The adventures of comic book superheroes are our modern mythology - fantastical sagas filled with moral lessons that are shared across cultures. Where these heroes come from, however, is not always widely known.
When it comes to Marvel Comics, the clean and easy superhero origin stories are familiar to moviegoing audiences. They translate well to the silver screen. But there are countless comic book characters whose backstories remain the exclusive domain of diehard readers. Some of these lesser-known tales are downright harrowing. Their origin stories are rife with pain, tragedy, and horror - and sometimes, all three! They can’t all be radioactive bites and WWII-era government serums. Some heroes get their powers the ugly way.
A clone of Wolverine who experiences horrific experiments early in life, Laura Kinney does not have a happy backstory. Raised in captivity to become a merciless slayer, Kinney’s only bright spot in life is her surrogate mother. But that relationship only leads to further tragedy.
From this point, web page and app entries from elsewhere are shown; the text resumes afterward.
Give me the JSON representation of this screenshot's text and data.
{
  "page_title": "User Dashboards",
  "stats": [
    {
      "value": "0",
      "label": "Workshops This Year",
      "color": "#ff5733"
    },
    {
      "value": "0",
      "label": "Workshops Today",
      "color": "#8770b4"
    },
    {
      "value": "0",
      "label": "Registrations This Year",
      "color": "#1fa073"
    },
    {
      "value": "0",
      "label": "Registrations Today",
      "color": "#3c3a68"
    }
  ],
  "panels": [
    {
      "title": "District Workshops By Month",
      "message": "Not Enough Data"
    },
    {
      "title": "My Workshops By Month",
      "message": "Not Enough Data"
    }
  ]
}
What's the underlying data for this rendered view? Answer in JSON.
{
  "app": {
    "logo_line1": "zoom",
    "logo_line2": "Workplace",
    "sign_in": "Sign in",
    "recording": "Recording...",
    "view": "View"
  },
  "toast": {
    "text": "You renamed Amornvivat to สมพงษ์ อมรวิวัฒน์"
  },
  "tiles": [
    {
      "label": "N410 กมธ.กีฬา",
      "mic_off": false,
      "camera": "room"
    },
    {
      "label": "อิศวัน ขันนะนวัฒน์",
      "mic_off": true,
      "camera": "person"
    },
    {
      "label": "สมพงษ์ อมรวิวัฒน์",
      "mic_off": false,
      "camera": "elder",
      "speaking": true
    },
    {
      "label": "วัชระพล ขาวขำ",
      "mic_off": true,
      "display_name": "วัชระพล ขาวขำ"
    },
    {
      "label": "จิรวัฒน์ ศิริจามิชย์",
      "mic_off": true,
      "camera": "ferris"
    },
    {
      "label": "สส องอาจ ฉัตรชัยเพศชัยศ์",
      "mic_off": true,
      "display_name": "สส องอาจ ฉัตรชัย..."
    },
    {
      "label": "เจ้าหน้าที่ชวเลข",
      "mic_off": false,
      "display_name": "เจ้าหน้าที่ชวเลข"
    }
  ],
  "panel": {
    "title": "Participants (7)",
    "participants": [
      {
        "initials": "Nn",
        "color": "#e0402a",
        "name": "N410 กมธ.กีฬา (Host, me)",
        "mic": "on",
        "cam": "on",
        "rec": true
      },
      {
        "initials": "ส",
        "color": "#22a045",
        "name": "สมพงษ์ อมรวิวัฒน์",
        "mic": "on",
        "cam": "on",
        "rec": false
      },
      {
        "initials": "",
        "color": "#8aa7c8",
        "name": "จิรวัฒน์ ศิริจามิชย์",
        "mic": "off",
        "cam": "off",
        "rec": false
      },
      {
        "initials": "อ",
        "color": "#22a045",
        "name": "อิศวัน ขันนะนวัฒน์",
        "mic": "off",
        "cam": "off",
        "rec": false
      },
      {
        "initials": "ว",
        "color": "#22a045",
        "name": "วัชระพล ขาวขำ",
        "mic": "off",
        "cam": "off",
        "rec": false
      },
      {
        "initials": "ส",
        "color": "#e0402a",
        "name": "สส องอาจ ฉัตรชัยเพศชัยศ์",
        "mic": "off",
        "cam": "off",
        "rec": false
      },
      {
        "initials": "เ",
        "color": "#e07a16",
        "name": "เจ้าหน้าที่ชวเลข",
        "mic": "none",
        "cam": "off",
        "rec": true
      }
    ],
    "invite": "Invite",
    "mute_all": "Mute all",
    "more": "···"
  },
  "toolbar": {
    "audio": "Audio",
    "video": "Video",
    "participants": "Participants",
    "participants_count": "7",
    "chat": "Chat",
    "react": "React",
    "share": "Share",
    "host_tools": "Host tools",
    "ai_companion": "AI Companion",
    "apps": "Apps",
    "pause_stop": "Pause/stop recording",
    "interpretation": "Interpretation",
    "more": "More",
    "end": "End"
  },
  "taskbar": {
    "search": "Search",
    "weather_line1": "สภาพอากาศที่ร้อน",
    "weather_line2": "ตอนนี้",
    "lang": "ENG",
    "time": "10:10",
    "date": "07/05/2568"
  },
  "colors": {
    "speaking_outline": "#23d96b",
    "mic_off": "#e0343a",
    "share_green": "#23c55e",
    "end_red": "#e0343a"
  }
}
One of the experiments performed by the Weapon X program involves the creation of a “trigger scent,” a substance that makes Kinney fly into an uncontrollable rage and take out everything in her sight. When she begins to rebel against her controllers, they use the trigger scent to force Laura to slay her own mother. Kinney ultimately escapes the facility to start a life on the streets.
In a way, Wolverine has two origins. The more well-known story, frequently referenced in the X-Men films, involves Wolverine's time with Weapon X. While part of the shadowy government program, the mutant has liquid adamantium forcefully bonded to his skeleton. By comparison, the first appearance of Wolverine's genetic abilities (healing factor, enhanced senses, and bone claws) is relatively obscure.
Growing up in the late 19th century under his original name, James Howlett, Wolverine first discovers his claws and healing factor as a young man - and does so in a suitably depressing fashion. Unbeknownst to himself, Howlett is the offspring of a tryst between his mother and their family employee, Thomas Logan. When Thomas drunkenly confronts and slays the man Howlett believes to be his father, Howlett reacts in a moment of passion. He fatally pierces his biological father with the bone claws that unexpectedly spring from his hands. It’s an ugly scene, and made more confusing to the young man when the wounds on his hands mysteriously heal.
Many superheroes experience tragic origins but eventually move on to the stalwart existence of a costumed vigilante. This is not the case for the mutant known as Rogue. Rogue’s mutant abilities, which allow her to absorb the memories, powers, and even personality of anyone she comes into physical contact with, have made her life a difficult and lonely one. They’ve done so from the very beginning.
As a teenager, Rogue was in the throes of young love before everything went horribly wrong. During her first kiss with a boy named Cody, the magical moment becomes horrific when her powers suddenly kick in. She absorbs Cody's life force, leaving him in a coma. It’s understandable that Rogue has had relationship issues ever since.
In the beginning, Rocket is indeed a raccoon - or at least, a member of an alien species visually indistinguishable from Earth raccoons. Rocket and his fellow beings live on a planet-sized psychiatric facility known as Halfworld where they serve as therapy animals. That is, until the robot therapists left in charge of the asylum gain sentience and abandon their posts.
Rather than leaving the patients of Halfworld to fend for themselves, the robots perform genetic experiments on Rocket and the other companion critters, granting them awareness, intelligence, and some anthropomorphic features. When Rocket and his allies uncover the truth of their creation, they experience a rather understandable existential crisis. This traumatic origin informs Rocket’s personality to the present day.